Friday, 27 January 2012

How to choose the right alternative in difficult times

Do you have lots of problems? I am talking about serious troubles, not small stuff. Have you lost more than 80% of your assets in the stock market crash? Are you going through divorce? Did you just lose a great job? Sometimes, it seems that all dikes break simultaneously in order to make sure that your home is flooded beyond repair.

When you reach the bottom, you have several alternatives. Your first option is to believe that your life is over. That could translate into opening a beer, sitting down on the sofa, turning on the TV, and letting electromagnetic waves numb you into unconsciousness. I have tried this approach myself once and it doesn't work. Let's see what else you can try.
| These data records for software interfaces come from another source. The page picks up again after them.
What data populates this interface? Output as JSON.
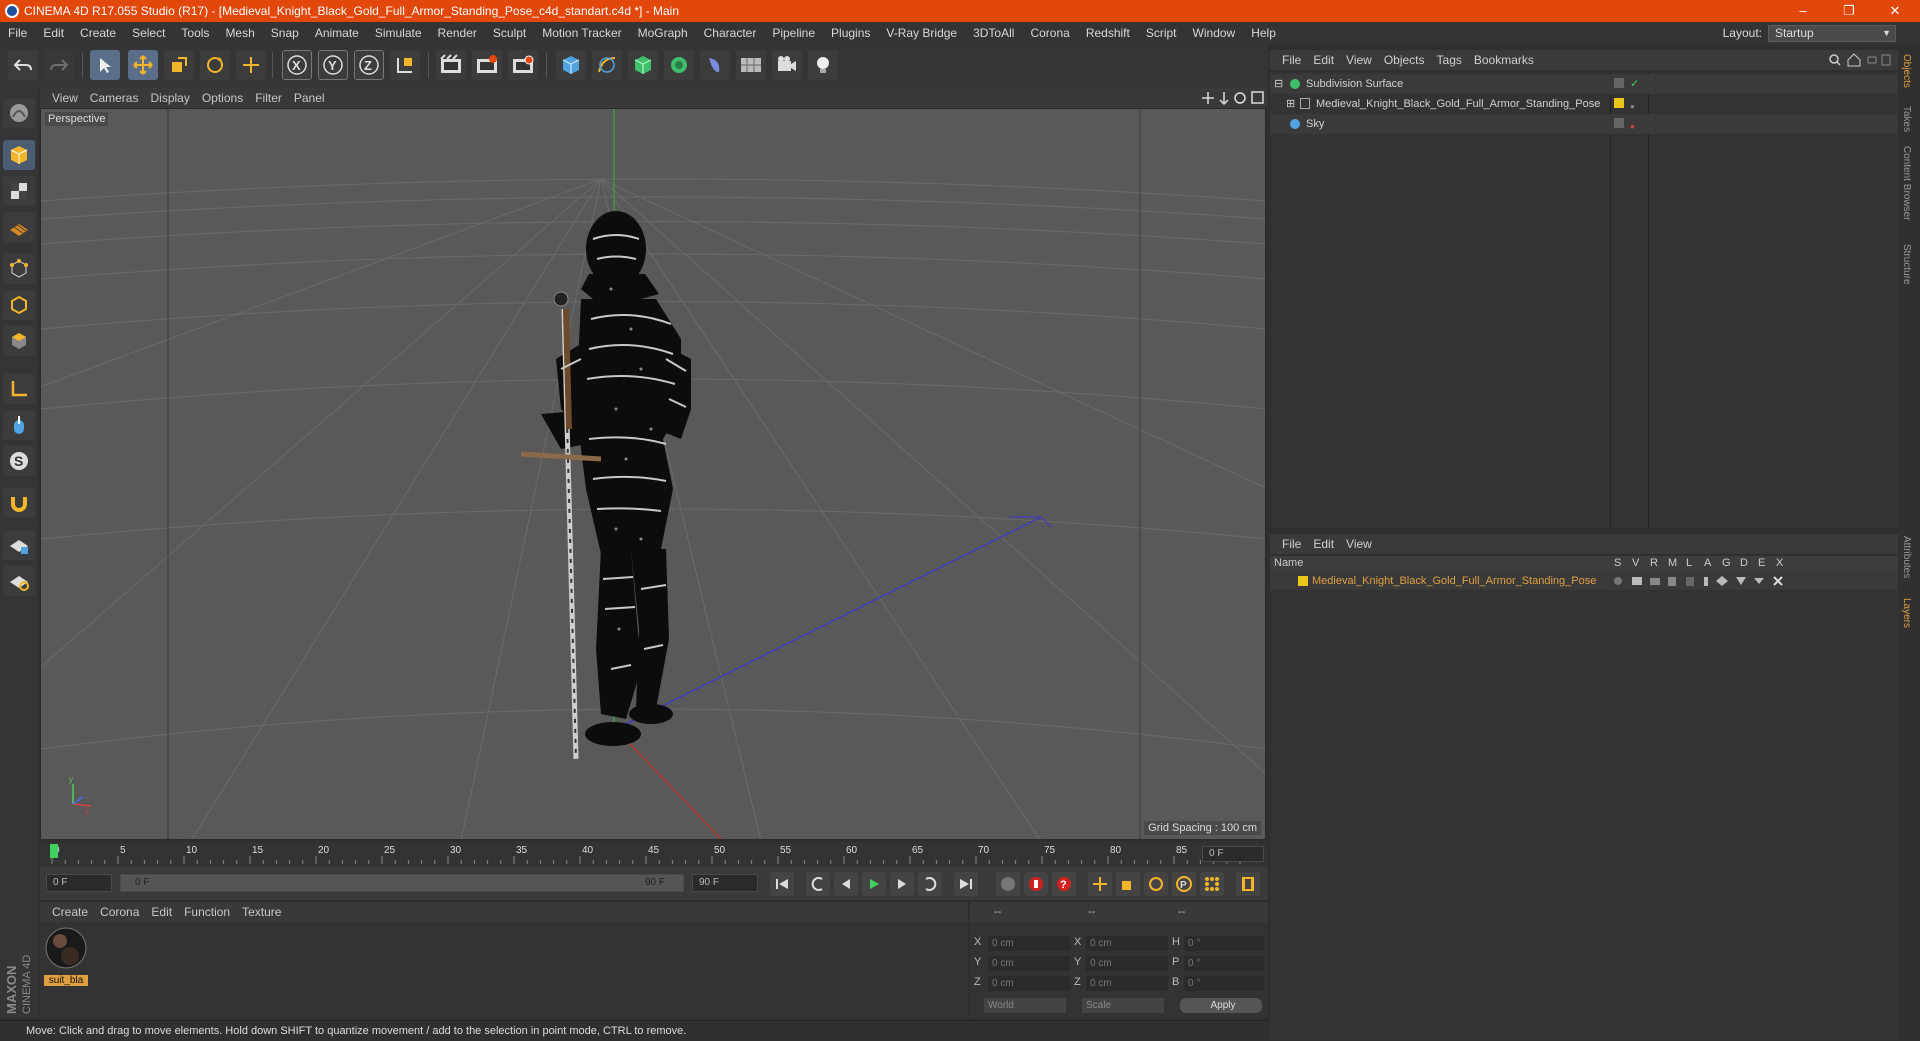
{
  "window": {
    "title": "CINEMA 4D R17.055 Studio (R17) - [Medieval_Knight_Black_Gold_Full_Armor_Standing_Pose_c4d_standart.c4d *] - Main",
    "controls": {
      "minimize": "–",
      "restore": "❐",
      "close": "✕"
    }
  },
  "menubar": {
    "items": [
      "File",
      "Edit",
      "Create",
      "Select",
      "Tools",
      "Mesh",
      "Snap",
      "Animate",
      "Simulate",
      "Render",
      "Sculpt",
      "Motion Tracker",
      "MoGraph",
      "Character",
      "Pipeline",
      "Plugins",
      "V-Ray Bridge",
      "3DToAll",
      "Corona",
      "Redshift",
      "Script",
      "Window",
      "Help"
    ],
    "layout_label": "Layout:",
    "layout_value": "Startup"
  },
  "viewport": {
    "menu": [
      "View",
      "Cameras",
      "Display",
      "Options",
      "Filter",
      "Panel"
    ],
    "camera_label": "Perspective",
    "grid_spacing": "Grid Spacing : 100 cm"
  },
  "timeline": {
    "ticks": [
      "0",
      "5",
      "10",
      "15",
      "20",
      "25",
      "30",
      "35",
      "40",
      "45",
      "50",
      "55",
      "60",
      "65",
      "70",
      "75",
      "80",
      "85",
      "90"
    ],
    "current_frame": "0 F",
    "start_field": "0 F",
    "range_start": "0 F",
    "range_end": "90 F",
    "end_field": "90 F"
  },
  "material_manager": {
    "menu": [
      "Create",
      "Corona",
      "Edit",
      "Function",
      "Texture"
    ],
    "materials": [
      {
        "name": "suit_bla"
      }
    ]
  },
  "coordinates": {
    "header": [
      "--",
      "--",
      "--"
    ],
    "rows": [
      {
        "a": "X",
        "av": "0 cm",
        "b": "X",
        "bv": "0 cm",
        "c": "H",
        "cv": "0 °"
      },
      {
        "a": "Y",
        "av": "0 cm",
        "b": "Y",
        "bv": "0 cm",
        "c": "P",
        "cv": "0 °"
      },
      {
        "a": "Z",
        "av": "0 cm",
        "b": "Z",
        "bv": "0 cm",
        "c": "B",
        "cv": "0 °"
      }
    ],
    "mode1": "World",
    "mode2": "Scale",
    "apply": "Apply"
  },
  "object_manager": {
    "menu": [
      "File",
      "Edit",
      "View",
      "Objects",
      "Tags",
      "Bookmarks"
    ],
    "objects": [
      {
        "name": "Subdivision Surface"
      },
      {
        "name": "Medieval_Knight_Black_Gold_Full_Armor_Standing_Pose"
      },
      {
        "name": "Sky"
      }
    ]
  },
  "layer_manager": {
    "menu": [
      "File",
      "Edit",
      "View"
    ],
    "header_name": "Name",
    "columns": [
      "S",
      "V",
      "R",
      "M",
      "L",
      "A",
      "G",
      "D",
      "E",
      "X"
    ],
    "layers": [
      {
        "name": "Medieval_Knight_Black_Gold_Full_Armor_Standing_Pose",
        "color": "#e8c61c"
      }
    ]
  },
  "right_tabs": [
    "Objects",
    "Takes",
    "Content Browser",
    "Structure",
    "Attributes",
    "Layers"
  ],
  "branding": "MAXON CINEMA 4D",
  "status": "Move: Click and drag to move elements. Hold down SHIFT to quantize movement / add to the selection in point mode, CTRL to remove.",
  "colors": {
    "titlebar": "#e2470b",
    "accent_orange": "#e0a040",
    "layer_yellow": "#e8c61c"
  }
}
A second possibility consists of wailing and crying yourself deaf. Make a list of your problems, from major to minor, call up a friend, and start sharing your lamentations. A close friend will put up with your complaints for a while, but eventually, he might decide to become an ex-friend of yours. Have I ever gone on a wailing binge myself? You bet. Did it ever work? To this question, I believe that you already know the answer. Complaining doesn't work. Which other paths can you take?

Fury comes in the third place. Get angry, stand up from your sofa, go to the kitchen, and throw a dish against the wall. The dish breaks into pieces and now you have to sweep the kitchen floor. The anger approach is useless and will generate extra costs, additional work, or both. Fury turns into obfuscation, which is never conductive to improving your life.

Action comes next. This is a good alternative, the only proven to work. If you have lost a job, go and look for another position, preferably a much better one. Why is this obvious solution so difficult to implement? Why do most of us tend to run in circles doing nothing, complaining, or displaying pointless anger? This question addresses a crucial point. We fail to move forward because we are convinced that action won't result in our desired outcome.

Would you admit that people react in highly divergent ways when facing exactly the same problem? Some men need five years to get over a failed marriage, while others begin dating a couple of weeks after getting divorced. How come that one person gives up the hope of rebuilding a family, while the other immediately starts to search for a new life partner?

Personal philosophy plays the key role in surmounting any kind of tragedy or catastrophe. The beliefs and convictions inside a man's mind determine whether he will stand up once more, shrug his shoulders at failure, gather his remaining resources, and try again.

What is the best way to acquire the moral reflexes that will lead you out of darkness? I have a low-cost recommendation for you: read History, the more, the better. You will learn how men and women have triumphed over desperate situations by taking action. When everything fails, try imitating solutions that have repeatedly worked in the past. You might be surprised to find out that they usually work.


[Image by Klearchos Kapoutsis under Creative Commons Attribution License. See the license terms under]

No comments:

Post a comment

Note: only a member of this blog may post a comment.